The Cross Party Group on Mental Health is calling on the Scottish Government to join up physical and mental health support in its latest report, and stresses that action is needed to prevent earlier deaths of people with mental health problems.
Access to physical health care and opportunities to be active must be increased for people with mental health problems, in order to tackle inequalities. That’s the key finding from a new report by the Scottish Parliament’s Cross Party Group on Mental Health, as part of its inquiry into progress with the Scottish Government’s Mental Health Strategy.
The World Health Organisation says that people with severe and enduring mental health conditions live 10 to 20 years less than the general population, mainly due to preventable and manageable health problems such as cardiovascular disease, respiratory disease, hypertension, obesity, diabetes, suicide, smoking and a lack of exercise.
But today’s report says it can be difficult for people with mental health problems to get access to vital physical health check-ups and treatment; that there should be more choice of opportunities to be physically active; and that too often medical professionals assume physical symptoms are caused by the person’s mental health problem.
Beatrice Wishart MSP, Deputy Convenor of the Cross-Party Group said:
“It is often said that mental health should be treated with the same attention as physical health. That is, of course, true – but it should not lull people into thinking that they are separate and distinct issues. The pandemic has made the relationship between physical health and mental health clear. A daily walk served as a lifeline in lockdown, and the cancellation of non-urgent treatments was a heavy weight for many. But it has also made it clear that worrying gaps remain and there is plenty of work to do to establish a coherent system.”

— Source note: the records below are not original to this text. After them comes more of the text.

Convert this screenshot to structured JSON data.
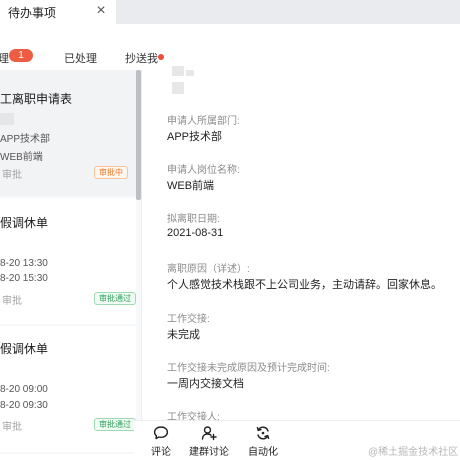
{
  "window_tab": {
    "title": "待办事项",
    "close_glyph": "×"
  },
  "subtabs": {
    "pending_partial": "理",
    "pending_count": "1",
    "processed": "已处理",
    "cc": "抄送我",
    "colors": {
      "badge": "#ee5c43",
      "dot": "#ee4e37"
    }
  },
  "list": [
    {
      "title": "工离职申请表",
      "line1": "APP技术部",
      "line2": "WEB前端",
      "meta": "审批",
      "status": "审批中",
      "status_color": "#ec7a2a"
    },
    {
      "title": "假调休单",
      "line1": "8-20 13:30",
      "line2": "8-20 15:30",
      "meta": "审批",
      "status": "审批通过",
      "status_color": "#2fa05a"
    },
    {
      "title": "假调休单",
      "line1": "8-20 09:00",
      "line2": "8-20 09:30",
      "meta": "审批",
      "status": "审批通过",
      "status_color": "#2fa05a"
    }
  ],
  "detail": {
    "fields": [
      {
        "label": "申请人所属部门:",
        "value": "APP技术部"
      },
      {
        "label": "申请人岗位名称:",
        "value": "WEB前端"
      },
      {
        "label": "拟离职日期:",
        "value": "2021-08-31"
      },
      {
        "label": "离职原因（详述）:",
        "value": "个人感觉技术栈跟不上公司业务，主动请辞。回家休息。"
      },
      {
        "label": "工作交接:",
        "value": "未完成"
      },
      {
        "label": "工作交接未完成原因及预计完成时间:",
        "value": "一周内交接文档"
      },
      {
        "label": "工作交接人:",
        "value": ""
      }
    ]
  },
  "actions": [
    {
      "label": "评论",
      "icon": "comment-icon"
    },
    {
      "label": "建群讨论",
      "icon": "add-group-icon"
    },
    {
      "label": "自动化",
      "icon": "refresh-icon"
    }
  ],
  "watermark": "@稀土掘金技术社区"
}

Craig, who lives with depression, said:
“My journey began when I broke my hand playing football and despite months of physio I developed Complex Regional Pain Syndrome, leaving me with chronic pain. I couldn’t cope with having a disability and eventually I was diagnosed with reactive depression. My doctor suggested a programme which involved sessions with a Personal Trainer. He was fantastic and could see that I was struggling.

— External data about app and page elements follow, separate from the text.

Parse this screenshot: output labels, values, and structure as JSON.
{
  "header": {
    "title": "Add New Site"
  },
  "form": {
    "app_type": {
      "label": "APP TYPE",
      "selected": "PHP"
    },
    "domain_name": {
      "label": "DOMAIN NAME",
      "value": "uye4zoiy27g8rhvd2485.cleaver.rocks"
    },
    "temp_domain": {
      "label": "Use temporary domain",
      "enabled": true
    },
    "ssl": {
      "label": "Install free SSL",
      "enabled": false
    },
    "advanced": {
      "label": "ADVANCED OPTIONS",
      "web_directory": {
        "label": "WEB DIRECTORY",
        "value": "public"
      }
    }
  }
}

“As part of ALBA (Active Living Becomes Achievable), I had one to one sessions with a Behaviour Change Practitioner and I was also given a step counter. We would set a daily step target and it gave me the determination and focus to beat it - this was something I had not felt since before my accident. Even now, if I feel my mood dropping I’ll stick some music on and go for a walk- it just gives me that rest and reset.

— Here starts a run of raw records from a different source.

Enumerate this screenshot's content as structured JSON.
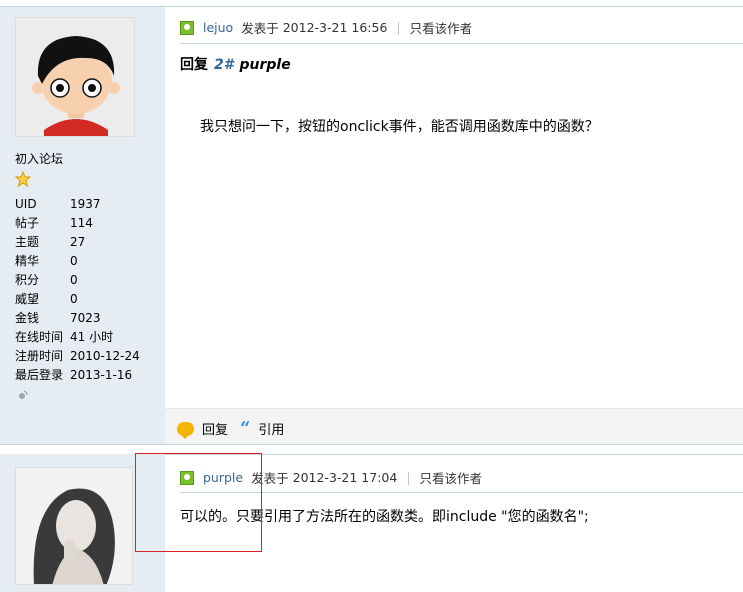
{
  "post1": {
    "author": "lejuo",
    "posted_prefix": "发表于",
    "timestamp": "2012-3-21 16:56",
    "only_author_label": "只看该作者",
    "reply_prefix": "回复",
    "floor": "2#",
    "reply_to": "purple",
    "body": "我只想问一下，按钮的onclick事件，能否调用函数库中的函数？",
    "user_title": "初入论坛",
    "stats": [
      {
        "label": "UID",
        "value": "1937"
      },
      {
        "label": "帖子",
        "value": "114"
      },
      {
        "label": "主题",
        "value": "27"
      },
      {
        "label": "精华",
        "value": "0"
      },
      {
        "label": "积分",
        "value": "0"
      },
      {
        "label": "威望",
        "value": "0"
      },
      {
        "label": "金钱",
        "value": "7023"
      },
      {
        "label": "在线时间",
        "value": "41 小时"
      },
      {
        "label": "注册时间",
        "value": "2010-12-24"
      },
      {
        "label": "最后登录",
        "value": "2013-1-16"
      }
    ],
    "actions": {
      "reply": "回复",
      "quote": "引用"
    }
  },
  "post2": {
    "author": "purple",
    "posted_prefix": "发表于",
    "timestamp": "2012-3-21 17:04",
    "only_author_label": "只看该作者",
    "body": "可以的。只要引用了方法所在的函数类。即include \"您的函数名\";"
  },
  "colors": {
    "sidebar_bg": "#e5edf2",
    "link": "#336699",
    "highlight_box": "#d9232a"
  }
}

“It has been harder during the pandemic with gyms being closed and for myself I’ve tried my best to continue walking, but I do find it more difficult with restrictions and anxieties around covid.”
People with experience of mental health problems told the group that they were not routinely called for physical health check-ups and sometimes found it hard to access services like opticians and podiatrists – which can be crucial in diagnosing diabetes.
The group cites evidence from the Royal Pharmaceutical Society (RPS) that medications like lithium and clozapine are linked to acute and chronic health risks, making routine health monitoring essential. And the group also heard calls for more information about the side-effects of medications when these are first prescribed.
The group concluded that there is a lack of clarity about physical health monitoring for people with mental health problems, especially for people also experiencing eating disorders. It cites a recent Mental Welfare Commission report which found that only a few NHS boards had a formalised joint working protocol in place.
The group heard of some positive steps, such as ASH Scotland’s IMPACT project, which helps people with mental health problems who want to stop smoking. The Scottish Government’s Care About…Physical Activity improvement programme was also highlighted as an effective way of improving the physical activity of older people in care homes.
However, the group also heard that effective initiatives to tackle physical health inequalities, such as the Equally Fit Charter of Rights and the Active Living Becomes Achievable project, did not receive continuation funding, despite successful pilots.
The report makes six recommendations, including a call for local authorities and NHS Boards to develop protocols and guidance about physical health monitoring of people with mental health problems who are being treated in the community, with an initial focus on eating disorders.
This report is the third in the group’s inquiry into progress with the Mental Health Strategy. The first two reports were published in 2020 and focused on prevention and early intervention and treatment and support, respectively. The group has written to the Minister for Mental Health with its recommendations.
SAMH is issuing the report as part of its role as secretariat for the Cross Party Group on Mental Health. Find out more about the group and read the full report here.